Commentary (Sendowski/Segal): Management of Health-Care–Associated Infections in the Oncology Patient
March 01, 2003

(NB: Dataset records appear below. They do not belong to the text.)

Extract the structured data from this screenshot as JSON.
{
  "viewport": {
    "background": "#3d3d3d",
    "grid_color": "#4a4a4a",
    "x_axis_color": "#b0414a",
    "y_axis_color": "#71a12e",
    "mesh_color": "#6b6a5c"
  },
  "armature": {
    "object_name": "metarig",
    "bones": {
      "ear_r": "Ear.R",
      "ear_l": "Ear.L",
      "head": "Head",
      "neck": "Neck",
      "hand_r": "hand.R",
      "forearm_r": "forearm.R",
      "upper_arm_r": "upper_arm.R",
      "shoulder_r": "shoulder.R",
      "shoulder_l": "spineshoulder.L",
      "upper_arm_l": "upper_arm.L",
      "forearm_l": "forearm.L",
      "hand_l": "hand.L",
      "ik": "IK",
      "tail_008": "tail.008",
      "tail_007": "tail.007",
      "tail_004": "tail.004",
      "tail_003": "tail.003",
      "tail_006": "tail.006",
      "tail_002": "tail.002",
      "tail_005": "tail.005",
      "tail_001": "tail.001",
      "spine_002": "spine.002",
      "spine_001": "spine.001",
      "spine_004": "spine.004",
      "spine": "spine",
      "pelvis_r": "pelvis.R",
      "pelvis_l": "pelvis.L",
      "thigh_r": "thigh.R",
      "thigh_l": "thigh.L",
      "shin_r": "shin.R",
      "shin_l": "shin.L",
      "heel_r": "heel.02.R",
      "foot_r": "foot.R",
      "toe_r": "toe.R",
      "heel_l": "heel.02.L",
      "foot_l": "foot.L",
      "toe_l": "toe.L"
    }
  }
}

Infections are major causes of morbidityand mortality in patientswith cancer. In certain instances,the malignancy itself can predisposepatients to severe or recurrent infections.For example, acute leukemiamay cause neutropenia and ensuingbacterial or fungal infection. Hypogammaglobulinemiaof chroniclymphocytic leukemia may be complicatedby infections due to encapsulatedbacteria. Patients withHodgkin’s lymphoma may sufferfrom recurrent varicella-zoster infections.Solid tumors may obstruct thelumens of respiratory, digestive, andurinary tracts, leading to bacterial infections.Nevertheless, the principalrisk of infectious complications is relatedto the intensity and duration ofimmunosuppressive chemotherapy.Patients with cancer constitute ahighly varied population, both interms of the underlying malignancyand in terms of their immunosuppression.In addition, a single patientmay have multiple predisposing factors,thus increasing the spectrum oflikely pathogens. When evaluating apatient with cancer for a possible infection,it is essential to develop aconceptual framework of quantitativeand qualitative immune defectsthe patient is likely to have, and thento stratify the risk for specific pathogensin the context of the history,physical exam, and laboratorydata.